**What to produce**:
Please find every line in the records below that contains the word "ByLayer", and copy it.
━━━
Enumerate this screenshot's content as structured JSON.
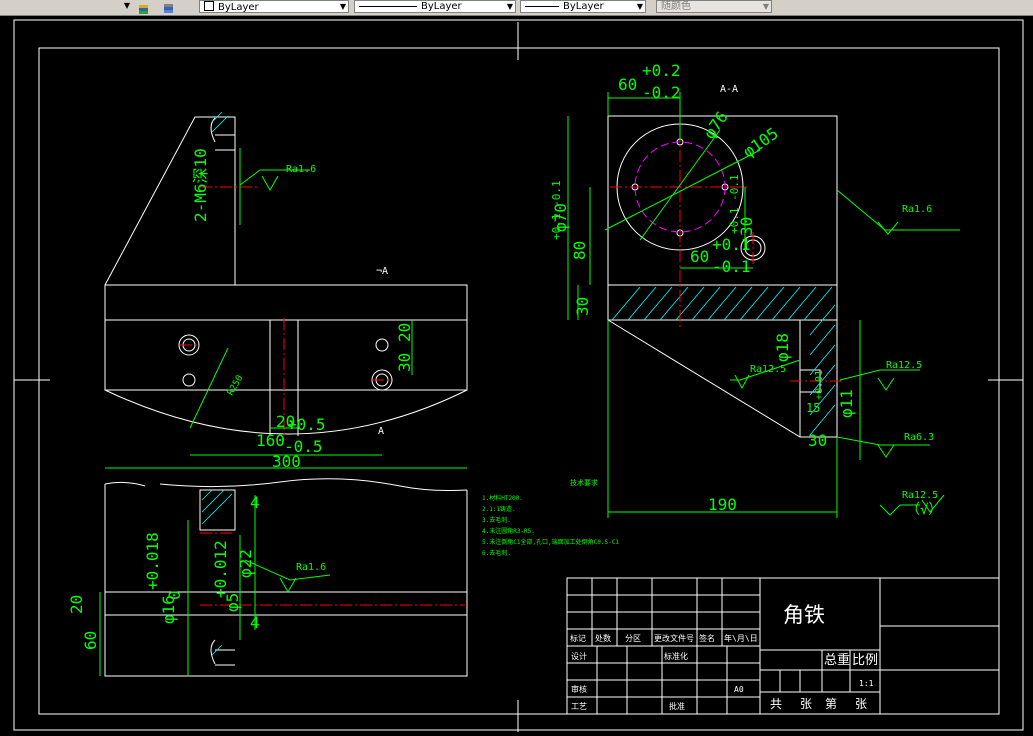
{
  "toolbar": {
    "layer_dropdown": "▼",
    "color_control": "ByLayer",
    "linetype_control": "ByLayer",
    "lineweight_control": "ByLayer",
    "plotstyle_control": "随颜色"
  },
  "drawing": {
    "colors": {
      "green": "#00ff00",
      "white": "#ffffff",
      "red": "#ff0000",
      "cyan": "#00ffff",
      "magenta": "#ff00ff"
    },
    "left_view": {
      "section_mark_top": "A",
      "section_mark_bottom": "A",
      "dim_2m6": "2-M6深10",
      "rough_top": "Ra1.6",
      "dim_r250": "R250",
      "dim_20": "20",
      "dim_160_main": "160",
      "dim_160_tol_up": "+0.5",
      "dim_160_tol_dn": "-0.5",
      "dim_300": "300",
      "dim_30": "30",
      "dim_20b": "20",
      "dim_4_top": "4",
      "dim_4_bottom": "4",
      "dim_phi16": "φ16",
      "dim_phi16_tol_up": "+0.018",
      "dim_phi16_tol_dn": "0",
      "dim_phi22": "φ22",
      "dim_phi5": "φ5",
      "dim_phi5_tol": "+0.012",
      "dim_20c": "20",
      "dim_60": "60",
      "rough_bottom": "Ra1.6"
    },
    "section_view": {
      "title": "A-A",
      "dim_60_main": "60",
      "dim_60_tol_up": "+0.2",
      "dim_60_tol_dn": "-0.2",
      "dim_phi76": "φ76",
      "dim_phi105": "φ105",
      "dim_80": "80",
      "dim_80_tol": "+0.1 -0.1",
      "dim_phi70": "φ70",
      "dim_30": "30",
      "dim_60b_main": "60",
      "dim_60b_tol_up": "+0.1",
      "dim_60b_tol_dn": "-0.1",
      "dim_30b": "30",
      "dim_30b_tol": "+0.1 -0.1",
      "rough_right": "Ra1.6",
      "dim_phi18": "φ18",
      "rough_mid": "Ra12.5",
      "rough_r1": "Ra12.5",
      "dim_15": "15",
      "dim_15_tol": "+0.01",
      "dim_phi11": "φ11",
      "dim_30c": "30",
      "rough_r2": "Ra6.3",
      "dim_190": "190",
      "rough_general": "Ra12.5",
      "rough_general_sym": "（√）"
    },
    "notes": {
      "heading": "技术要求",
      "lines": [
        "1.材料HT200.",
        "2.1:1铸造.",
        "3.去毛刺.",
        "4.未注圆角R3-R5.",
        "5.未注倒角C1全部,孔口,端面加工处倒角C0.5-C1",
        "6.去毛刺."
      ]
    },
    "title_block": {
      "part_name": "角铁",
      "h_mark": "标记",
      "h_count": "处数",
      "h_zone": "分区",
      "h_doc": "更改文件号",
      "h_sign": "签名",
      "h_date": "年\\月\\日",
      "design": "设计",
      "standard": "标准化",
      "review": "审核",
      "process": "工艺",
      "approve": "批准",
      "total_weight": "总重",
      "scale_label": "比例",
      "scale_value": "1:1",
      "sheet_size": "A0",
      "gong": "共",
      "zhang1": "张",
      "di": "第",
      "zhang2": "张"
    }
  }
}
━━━
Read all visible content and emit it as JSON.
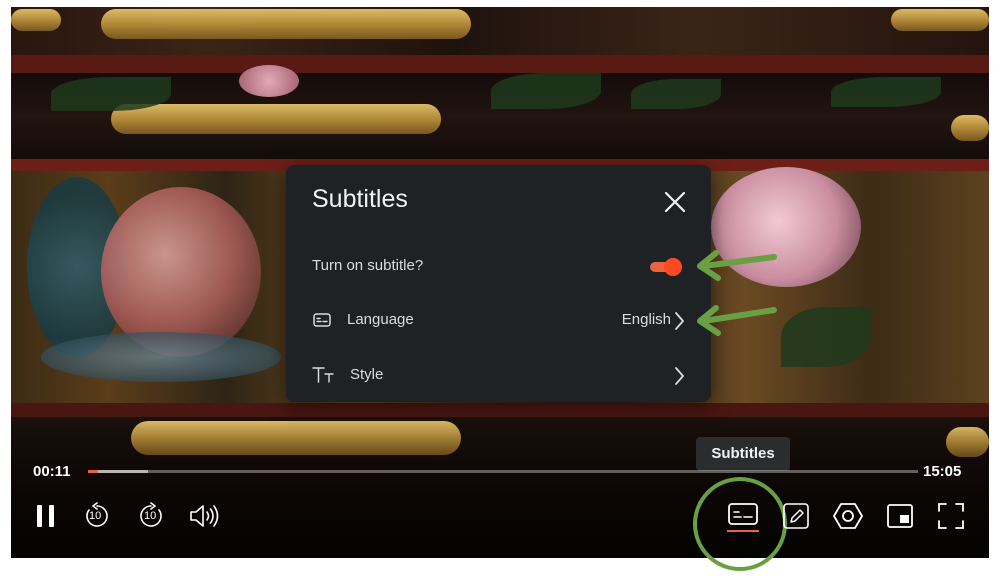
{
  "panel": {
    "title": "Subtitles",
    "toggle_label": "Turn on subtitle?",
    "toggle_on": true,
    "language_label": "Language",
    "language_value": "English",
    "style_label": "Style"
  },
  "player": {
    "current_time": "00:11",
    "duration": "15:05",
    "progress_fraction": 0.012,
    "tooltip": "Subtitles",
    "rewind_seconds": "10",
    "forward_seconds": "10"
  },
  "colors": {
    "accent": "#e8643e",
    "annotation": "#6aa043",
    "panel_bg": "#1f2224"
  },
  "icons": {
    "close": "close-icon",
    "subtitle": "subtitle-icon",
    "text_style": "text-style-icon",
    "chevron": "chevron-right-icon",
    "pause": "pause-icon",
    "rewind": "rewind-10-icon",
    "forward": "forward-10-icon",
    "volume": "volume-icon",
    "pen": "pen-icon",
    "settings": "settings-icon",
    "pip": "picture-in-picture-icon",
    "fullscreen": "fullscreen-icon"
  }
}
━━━
**Finished task**:
    "color_control": "ByLayer",
    "linetype_control": "ByLayer",
    "lineweight_control": "ByLayer",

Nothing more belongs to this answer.